Vikas Bansal, Ph.D. Vikas Bansal received his Ph.D. in Computer Science from the University of California, San Diego, USA. He is currently a Research Scientist at the Scripps Translational Science Institute in La Jolla, California. His current research interests include developing computational methods for the detection of human genetic variation using high-throughput sequencing technologies, reconstructing diploid human genomes, and statistical methods for enabling sequencing-based disease association studies.
Ondrej Libiger, Ph.Dc. Ondrej Libiger holds a Master of Science degree in Computer Science from Charles University in the Czech Republic, and is currently finishing his doctoral degree in biomedical sciences there. Ondrej worked in laboratory of Dr. Nicholas Schork as a research programmer at the University of California, San Diego between 2003 and 2007. Since 2007, he has been a research programmer at The Scripps Translational Institute and The Scripps Research Institute. His interests include applying multivariate statistics and data mining techniques to data generated by various types of genomic technology with the aim of improving health care.

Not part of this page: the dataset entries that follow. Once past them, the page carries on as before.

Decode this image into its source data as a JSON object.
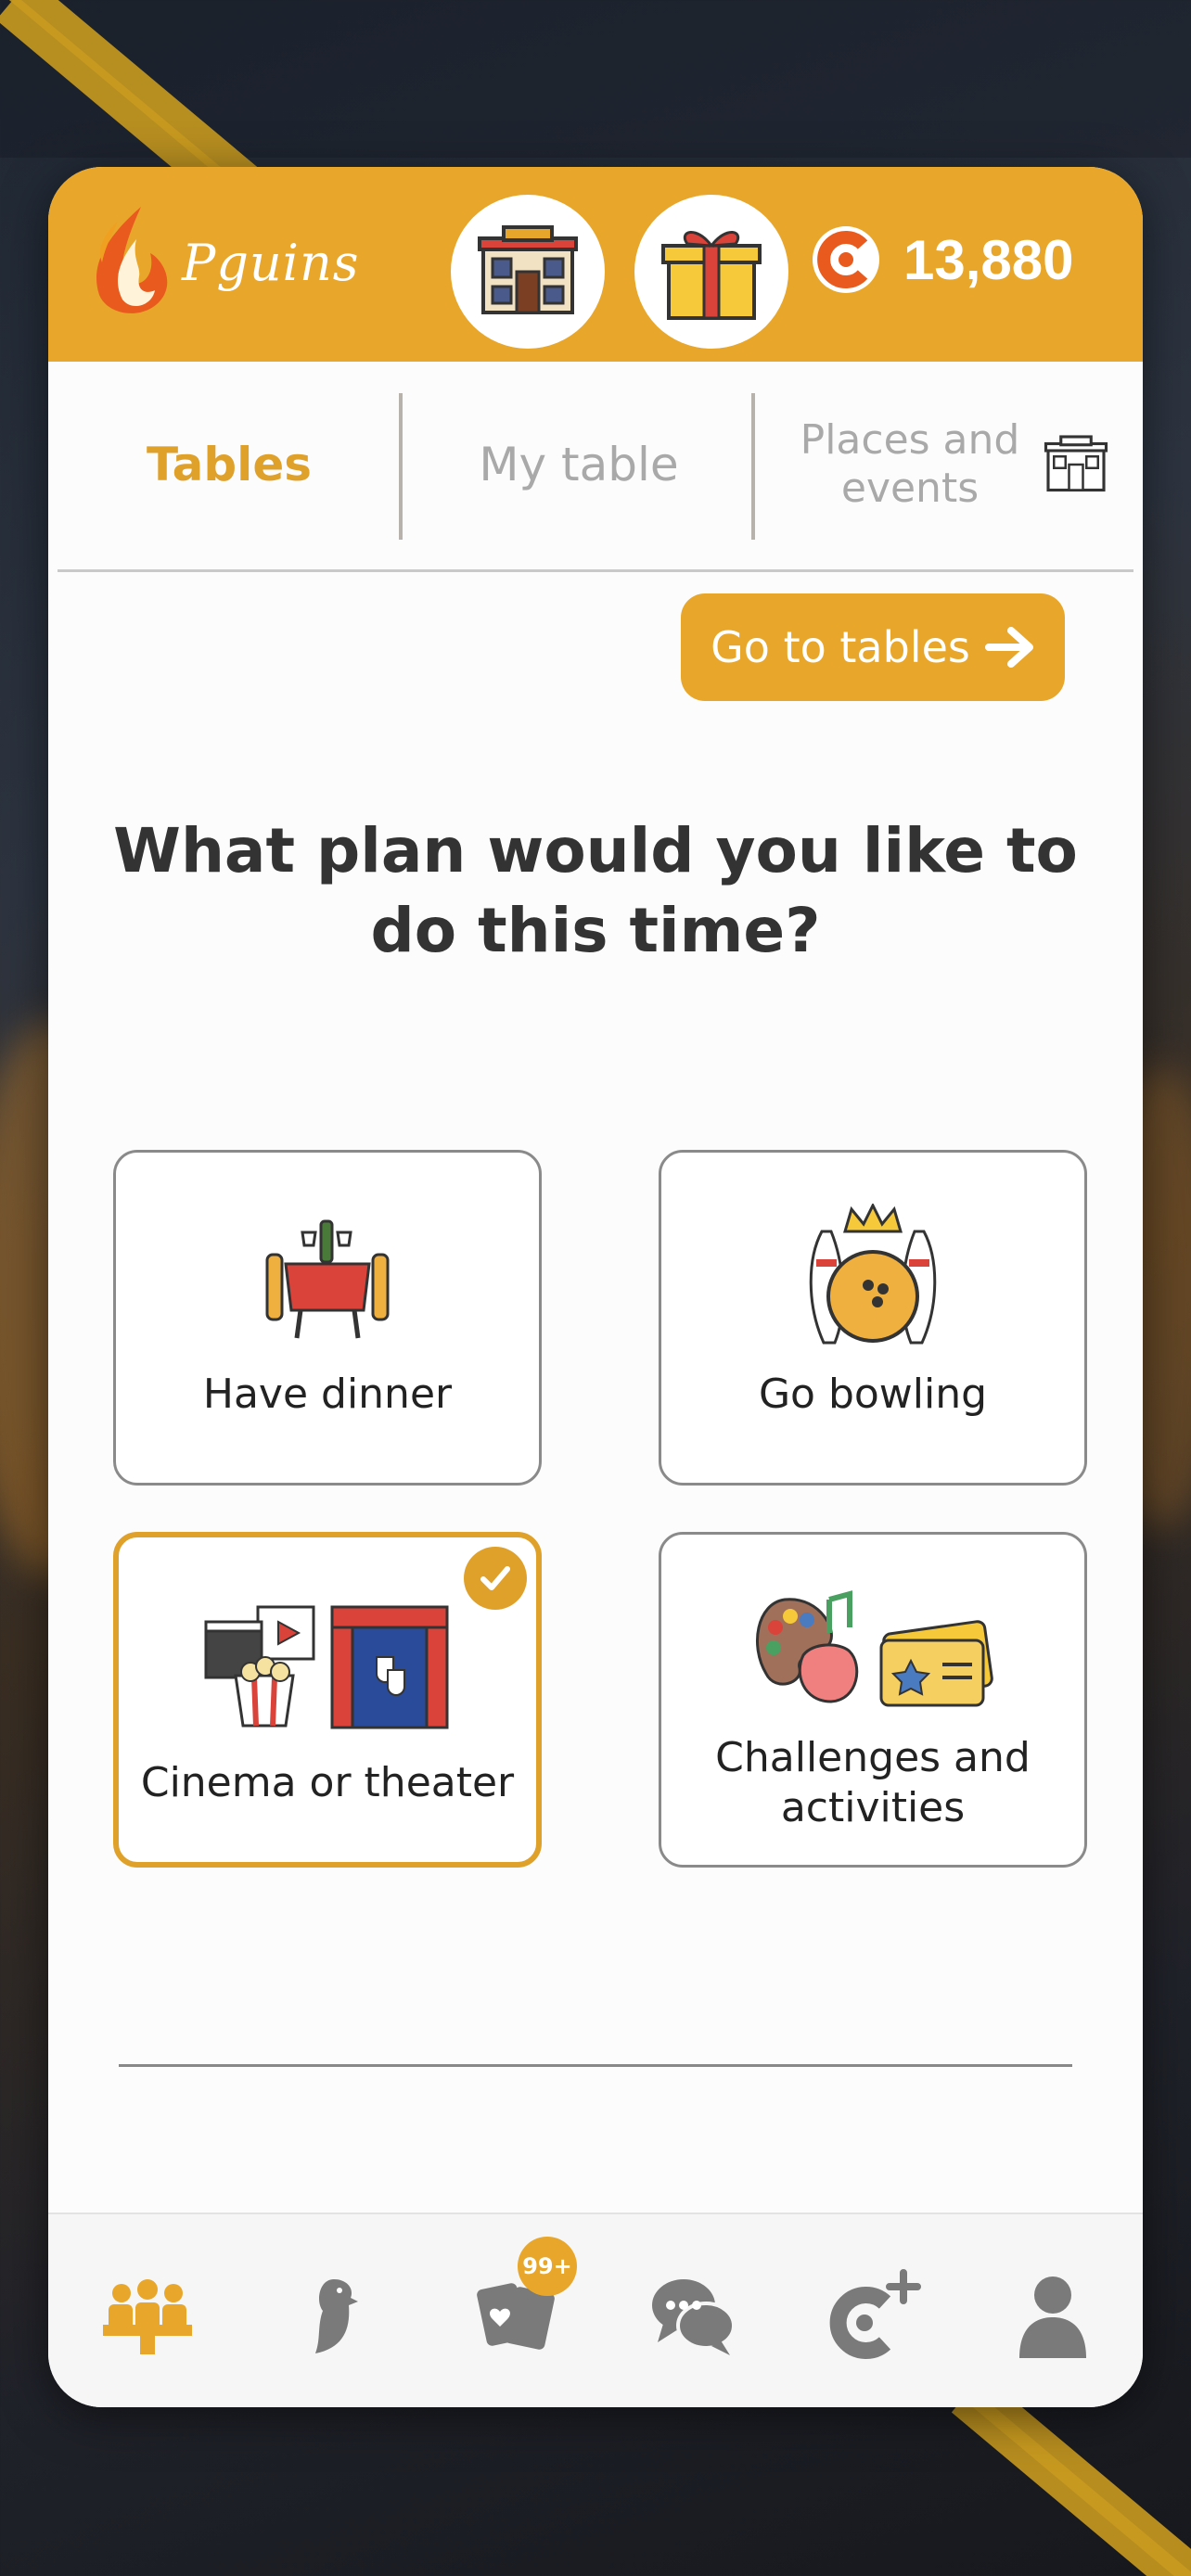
{
  "app": {
    "name": "Pguins",
    "coins": "13,880"
  },
  "header": {
    "venue_icon": "building-icon",
    "gift_icon": "gift-icon",
    "coin_icon": "coin-icon"
  },
  "tabs": [
    {
      "label": "Tables",
      "active": true
    },
    {
      "label": "My table",
      "active": false
    },
    {
      "label": "Places and events",
      "active": false
    }
  ],
  "go_button": {
    "label": "Go to tables"
  },
  "question": "What plan would you like to do this time?",
  "options": [
    {
      "label": "Have dinner",
      "icon": "dinner-table-icon",
      "selected": false
    },
    {
      "label": "Go bowling",
      "icon": "bowling-icon",
      "selected": false
    },
    {
      "label": "Cinema or theater",
      "icon": "cinema-theater-icon",
      "selected": true
    },
    {
      "label": "Challenges and activities",
      "icon": "activities-icon",
      "selected": false
    }
  ],
  "bottom_nav": [
    {
      "name": "tables-nav",
      "icon": "group-table-icon",
      "active": true
    },
    {
      "name": "penguin-nav",
      "icon": "penguin-icon",
      "active": false
    },
    {
      "name": "cards-nav",
      "icon": "cards-icon",
      "badge": "99+",
      "active": false
    },
    {
      "name": "chat-nav",
      "icon": "chat-icon",
      "active": false
    },
    {
      "name": "coins-nav",
      "icon": "coin-plus-icon",
      "active": false
    },
    {
      "name": "profile-nav",
      "icon": "profile-icon",
      "active": false
    }
  ],
  "colors": {
    "accent": "#e8a72a",
    "text_dark": "#333333",
    "inactive": "#a9a9a9"
  }
}
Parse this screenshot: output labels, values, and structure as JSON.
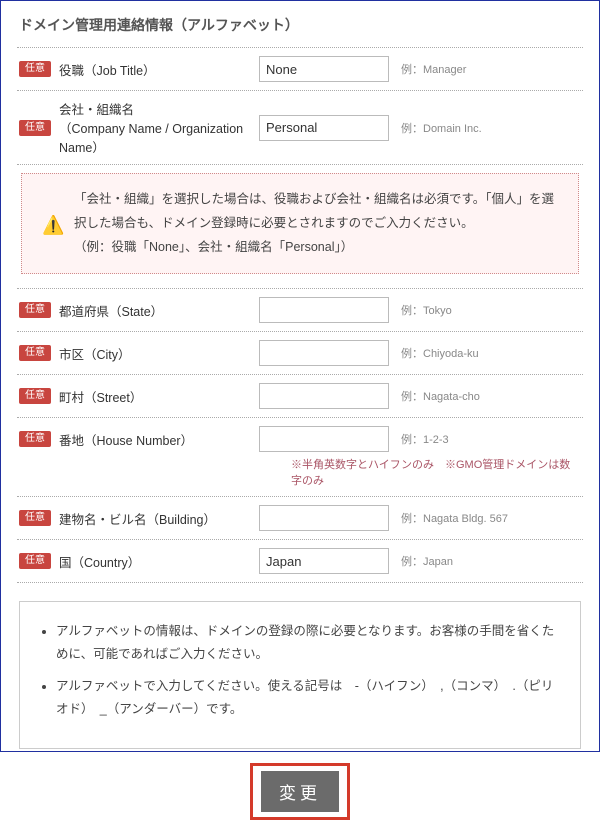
{
  "section_title": "ドメイン管理用連絡情報（アルファベット）",
  "badge_text": "任意",
  "fields": {
    "job_title": {
      "label": "役職（Job Title）",
      "value": "None",
      "example": "例：Manager"
    },
    "company": {
      "label1": "会社・組織名",
      "label2": "（Company Name / Organization Name）",
      "value": "Personal",
      "example": "例：Domain Inc."
    },
    "state": {
      "label": "都道府県（State）",
      "value": "",
      "example": "例：Tokyo"
    },
    "city": {
      "label": "市区（City）",
      "value": "",
      "example": "例：Chiyoda-ku"
    },
    "street": {
      "label": "町村（Street）",
      "value": "",
      "example": "例：Nagata-cho"
    },
    "house": {
      "label": "番地（House Number）",
      "value": "",
      "example": "例：1-2-3",
      "note": "※半角英数字とハイフンのみ　※GMO管理ドメインは数字のみ"
    },
    "building": {
      "label": "建物名・ビル名（Building）",
      "value": "",
      "example": "例：Nagata Bldg. 567"
    },
    "country": {
      "label": "国（Country）",
      "value": "Japan",
      "example": "例：Japan"
    }
  },
  "warning": {
    "line1": "「会社・組織」を選択した場合は、役職および会社・組織名は必須です。「個人」を選択した場合も、ドメイン登録時に必要とされますのでご入力ください。",
    "line2": "（例：役職「None」、会社・組織名「Personal」）"
  },
  "notes": {
    "li1": "アルファベットの情報は、ドメインの登録の際に必要となります。お客様の手間を省くために、可能であればご入力ください。",
    "li2": "アルファベットで入力してください。使える記号は　-（ハイフン）　,（コンマ）　.（ピリオド）　_（アンダーバー）です。"
  },
  "submit_label": "変更"
}
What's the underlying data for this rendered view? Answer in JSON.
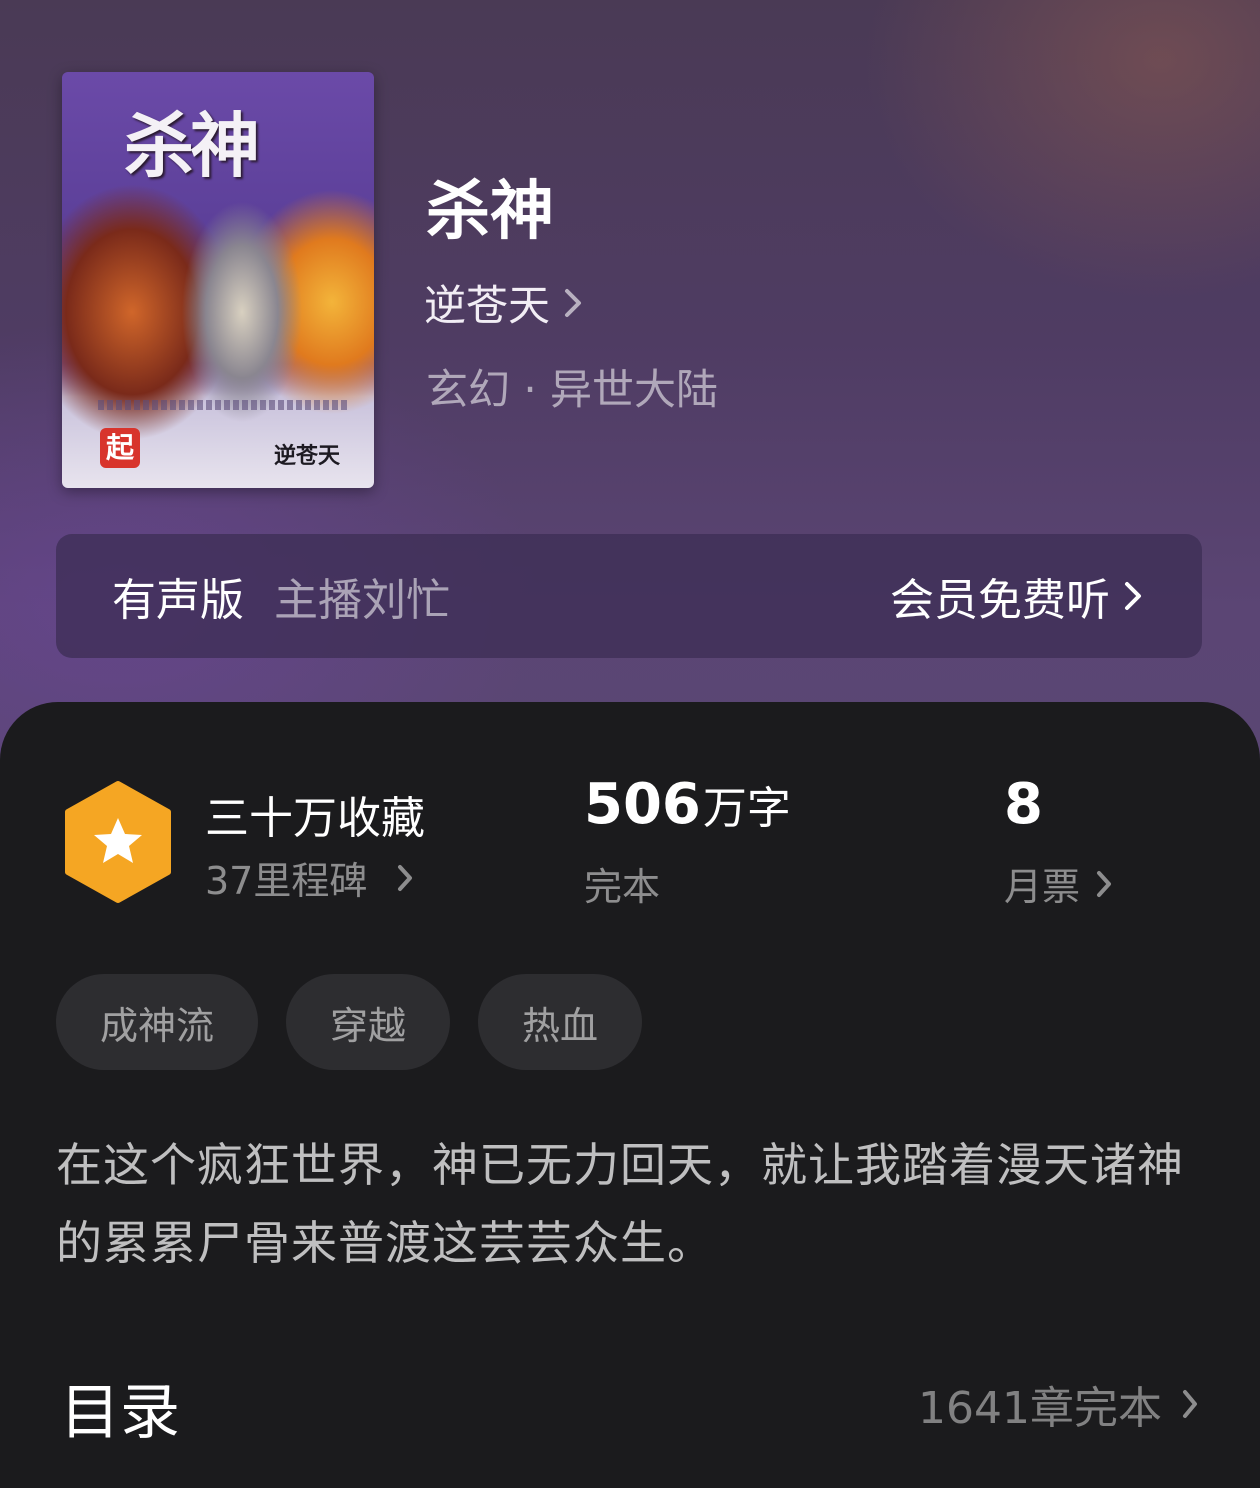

Ali Torkamani, Ph.D. Ali Torkamani received his Ph.D. training in the laboratory of Dr. Nicholas Schork in the School of Medicine at the University of California at San Diego. He then joined the Scripps Translational Sciences Institute as a Research Scientist before being appointed as an Assistant Professor of Molecular Medicine at the The Scripps Translational Science Institute and The Scripps Research Institute. His research interests are in developing computational and analytical methods for understanding the functional impact of inherited and somatically-acquired DNA sequence variation from multiple perspectives, including sequence and structure based analyses as well as systems biology approaches.
Nicholas J. Schork, Ph.D. Nicholas J. Schork is currently Professor, Molecular and Experimental Medicine, The Scripps Research Institute (TSRI) and Director of Biostatistics and Bioinformatics at the Scripps Translational Science Institute (STSI). Prior to joining TSRI and the STSI, Dr. Schork held faculty positions at the University of California, San Diego and Case Western Reserve University. His professional interests are in statistical genetics and integrated biomedical research. He received an M.A. in Philosophy, an M.A. in Statistics, and a Ph.D. in Epidemiology under Drs. Michael Boehnke and Patricia Peyser from the University of Michigan in Ann Arbor.